Last autumn, reports of blocked fuel filters came flooding in from parts of the UK, with the finger being pointed at the increasing content of biodiesel being blended into red diesel.
The rise has been driven by a legal requirement to increase the proportion of fuels derived from renewable sources, which fuel quality standards currently cap at 7%.
Biodiesel used to meet this specification is called FAME (fatty acid methyl ester) and it is made from various combinations of fresh and recycled vegetable oils, as well as some animal fats.
FAME is a more tricky substance to keep than regular mineral diesel, and initially it was suggested that the problems were down to the condition of farm storage tanks rather than the quality of the fuel.
But the fact that cases were largely confined to East Anglia and Scotland begged the question that there was something awry with some of this fuel, rather than farmers in those areas having poorer-than-average storage.
In response, the UK Petroleum Industry Association (UKPIA) and its members carried out numerous fuel sample tests, but these failed to pinpoint a single cause and all of the fuels tested were found to meet current standards.
Pinpointing the problem
However, tests conducted by one of the UK’s leading fuel additive producers show that there could be a problem with insoluble particles dropping out of some of these fuel blends.
At the height of the troubles, Fuel Additive Science Technology (FAST) – which produces Exocet additives – was inundated with fuel samples and clogged filters from East Anglia and the south-east of England.
It set about testing some 100 samples and found that just 15% contained contaminants resulting from poor storage, such as rust, dust, water and microbes.
And in many cases, these weren’t in high enough concentrations to cause significant blockages.
The remaining samples were found to be free from contaminants, with a clear, bright appearance and they met current fuel specifications.
High particulate counts
However, more detailed testing revealed that the fuels had surprisingly high total contamination levels and particulate counts, says technical manager Julia Mansfield.
“Clean gas oil normally has a total contamination value of less than 6mg/kg, but many of these samples were between 15 and 20mg/kg, with some pushing into the low 20s”.
This didn’t mean the samples were beyond legal limits, as the current maximum is 24mg/kg.
But when the sticky residue found on blocked filters was sent for testing at an external laboratory, it revealed that the problem was indeed being caused by these particles.
According to Ms Mansfield, these substances – sterol glucosides and monoglycerides – can drop out of some biodiesel components, and the problem is made worse at low temperatures.
They also don’t melt back in as temperatures rise, so accumulations can build up fairly quickly in cold weather.
“If we’d had a particularly cold spell, it could have been a lot worse,” she says.
The fact that the cases were concentrated in East Anglia and Scotland, suggests the biodiesel components used by producers in these areas differed to those in some other parts of the country.
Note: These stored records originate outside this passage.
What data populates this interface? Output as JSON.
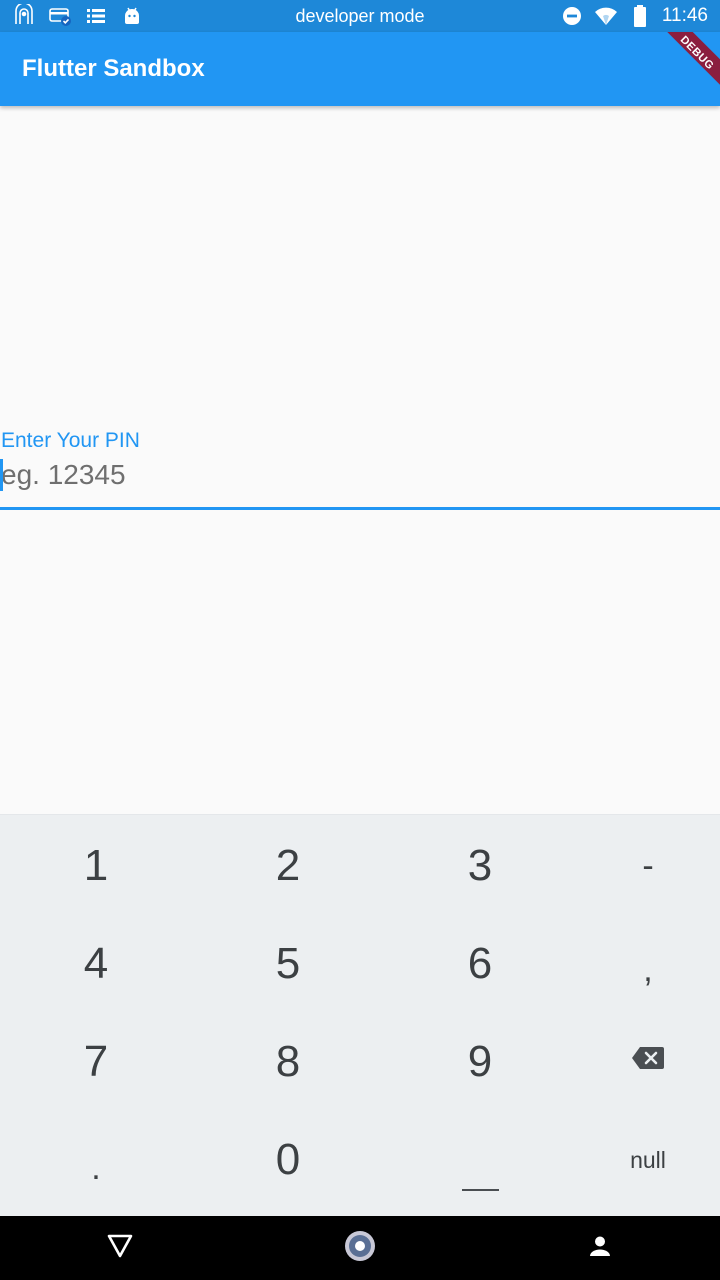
{
  "status_bar": {
    "center_text": "developer mode",
    "time": "11:46",
    "icons_left": [
      "cast-icon",
      "payment-card-icon",
      "list-icon",
      "android-icon"
    ],
    "icons_right": [
      "do-not-disturb-icon",
      "wifi-icon",
      "battery-icon"
    ]
  },
  "app_bar": {
    "title": "Flutter Sandbox",
    "color": "#2196f3",
    "debug_banner": "DEBUG"
  },
  "pin_field": {
    "label": "Enter Your PIN",
    "placeholder": "eg. 12345",
    "value": "",
    "accent": "#2196f3"
  },
  "keyboard": {
    "rows": [
      [
        "1",
        "2",
        "3",
        "-"
      ],
      [
        "4",
        "5",
        "6",
        ","
      ],
      [
        "7",
        "8",
        "9",
        "backspace"
      ],
      [
        ".",
        "0",
        "space",
        "null"
      ]
    ]
  },
  "nav_bar": {
    "buttons": [
      "back-icon",
      "home-icon",
      "account-icon"
    ]
  }
}
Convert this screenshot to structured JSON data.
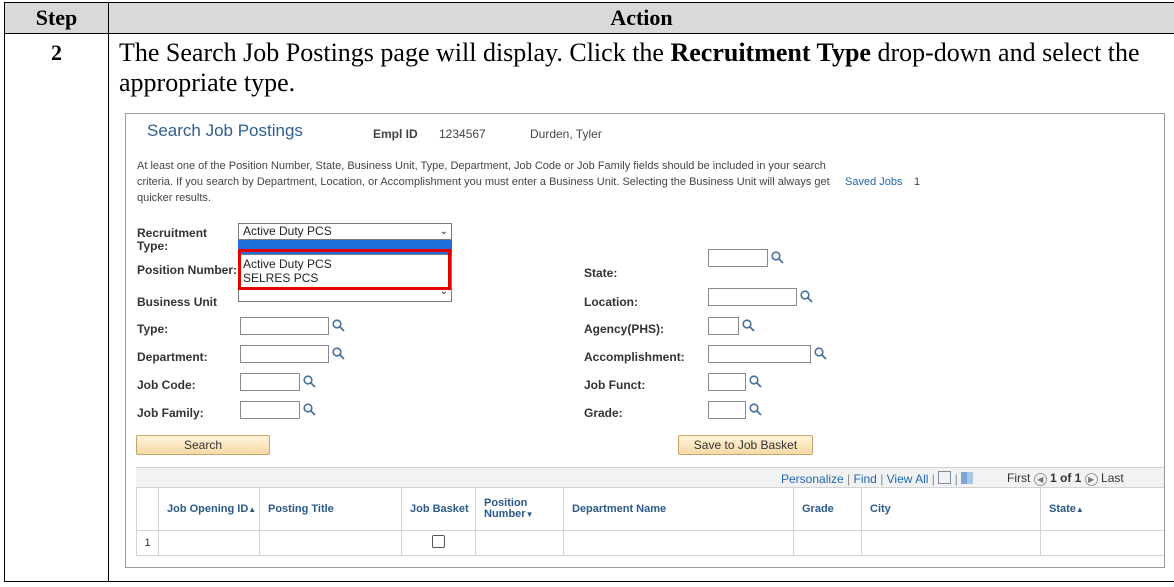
{
  "doc": {
    "col_step": "Step",
    "col_action": "Action",
    "step_number": "2",
    "instr_part1": "The Search Job Postings page will display. Click the ",
    "instr_bold": "Recruitment Type",
    "instr_part2": " drop-down and select the appropriate type."
  },
  "ps": {
    "title": "Search Job Postings",
    "empl_label": "Empl ID",
    "empl_id": "1234567",
    "name": "Durden, Tyler",
    "note": "At least one of the Position Number, State, Business Unit, Type, Department, Job Code or Job Family fields should be included in your search criteria. If you search by Department, Location, or Accomplishment you must enter a Business Unit. Selecting the Business Unit will always get quicker results.",
    "saved_jobs": "Saved Jobs",
    "saved_jobs_count": "1",
    "recruitment_label_1": "Recruitment",
    "recruitment_label_2": "Type:",
    "recruitment_value": "Active Duty PCS",
    "dropdown_options": [
      "Active Duty PCS",
      "SELRES PCS"
    ],
    "labels_left": {
      "position_number": "Position Number:",
      "business_unit": "Business Unit",
      "type": "Type:",
      "department": "Department:",
      "job_code": "Job Code:",
      "job_family": "Job Family:"
    },
    "labels_right": {
      "state": "State:",
      "location": "Location:",
      "agency": "Agency(PHS):",
      "accomplishment": "Accomplishment:",
      "job_funct": "Job Funct:",
      "grade": "Grade:"
    },
    "search_button": "Search",
    "save_basket_button": "Save to Job Basket",
    "grid_nav": {
      "personalize": "Personalize",
      "find": "Find",
      "view_all": "View All",
      "first": "First",
      "range": "1 of 1",
      "last": "Last"
    },
    "columns": [
      "",
      "Job Opening ID",
      "Posting Title",
      "Job Basket",
      "Position Number",
      "Department Name",
      "Grade",
      "City",
      "State"
    ],
    "row_number": "1"
  },
  "colors": {
    "highlight": "#e00000",
    "title_blue": "#2f5f8f",
    "link_blue": "#1f66b4",
    "button_fill": "#f6d9a6"
  }
}
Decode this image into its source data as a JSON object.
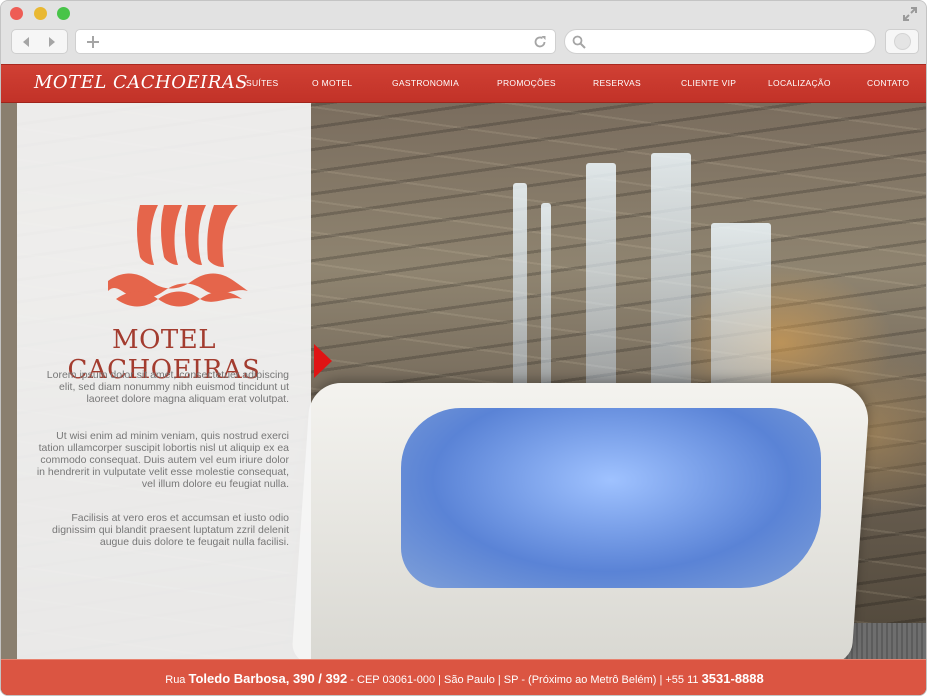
{
  "browser": {
    "icons": [
      "expand-icon",
      "back-arrow-icon",
      "forward-arrow-icon",
      "plus-icon",
      "reload-icon",
      "search-icon"
    ]
  },
  "site": {
    "logo": "MOTEL CACHOEIRAS",
    "menu": [
      "SUÍTES",
      "O MOTEL",
      "GASTRONOMIA",
      "PROMOÇÕES",
      "RESERVAS",
      "CLIENTE VIP",
      "LOCALIZAÇÃO",
      "CONTATO"
    ],
    "brand_name": "MOTEL CACHOEIRAS",
    "paragraphs": [
      "Lorem ipsum dolor sit amet, consectetuer adipiscing elit, sed diam nonummy nibh euismod tincidunt ut laoreet dolore magna aliquam erat volutpat.",
      "Ut wisi enim ad minim veniam, quis nostrud exerci tation ullamcorper suscipit lobortis nisl ut aliquip ex ea commodo consequat. Duis autem vel eum iriure dolor in hendrerit in vulputate velit esse molestie consequat, vel illum dolore eu feugiat nulla.",
      "Facilisis at vero eros et accumsan et iusto odio dignissim qui blandit praesent luptatum zzril delenit augue duis dolore te feugait nulla facilisi."
    ],
    "footer": {
      "rua_label": "Rua",
      "street": "Toledo Barbosa, 390 / 392",
      "details": "- CEP 03061-000 | São Paulo | SP - (Próximo ao Metrô Belém) | +55 11",
      "phone": "3531-8888"
    },
    "colors": {
      "header": "#c8382d",
      "footer": "#db5542",
      "brand": "#a33c2f",
      "slider_arrow": "#e01414"
    }
  }
}
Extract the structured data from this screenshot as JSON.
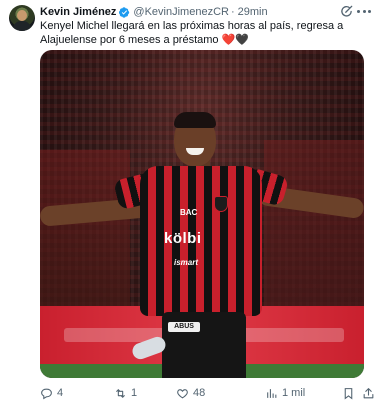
{
  "author": {
    "name": "Kevin Jiménez",
    "handle": "@KevinJimenezCR",
    "separator": "·",
    "time": "29min"
  },
  "tweet": {
    "text": "Kenyel Michel llegará en las próximas horas al país, regresa a Alajuelense por 6 meses a préstamo",
    "emoji_red_heart": "❤️",
    "emoji_black_heart": "🖤"
  },
  "media": {
    "sponsor_bac": "BAC",
    "sponsor_kolbi": "kölbi",
    "sponsor_ismart": "ismart",
    "shorts_logo": "ABUS"
  },
  "actions": {
    "reply_count": "4",
    "retweet_count": "1",
    "like_count": "48",
    "views_count": "1 mil"
  },
  "colors": {
    "verified_blue": "#1d9bf0",
    "secondary_text": "#536471",
    "primary_text": "#0f1419",
    "jersey_red": "#c8202c"
  },
  "icons": [
    "verified-icon",
    "grok-icon",
    "more-icon",
    "reply-icon",
    "retweet-icon",
    "like-icon",
    "views-icon",
    "bookmark-icon",
    "share-icon"
  ]
}
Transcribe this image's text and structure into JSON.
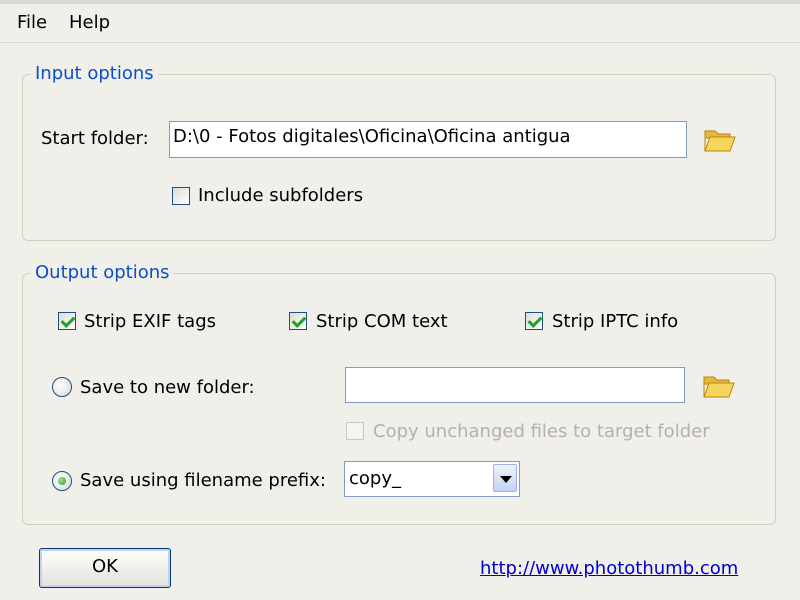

FAME comes from multiple sources, much of it imported, and it could be that these particular batches more readily released their insoluble constituents.
Fuel producers have apparently worked to address these problems, and according to UKPIA, some have changed “various properties” of their diesel fuel blends.
Since then, the number of reported problems appears to have declined, but the limited amount of fieldwork taking place at this time of year could also have a bearing on this.
For a longer-term fix, an industry taskforce has been created to look into current fuel standards and make sure they guarantee the quality of FAME products being used in the UK.
Regardless of the formations used, FAME is here to stay and it’s sensible to make sure that farm fuel storage able to cope with it.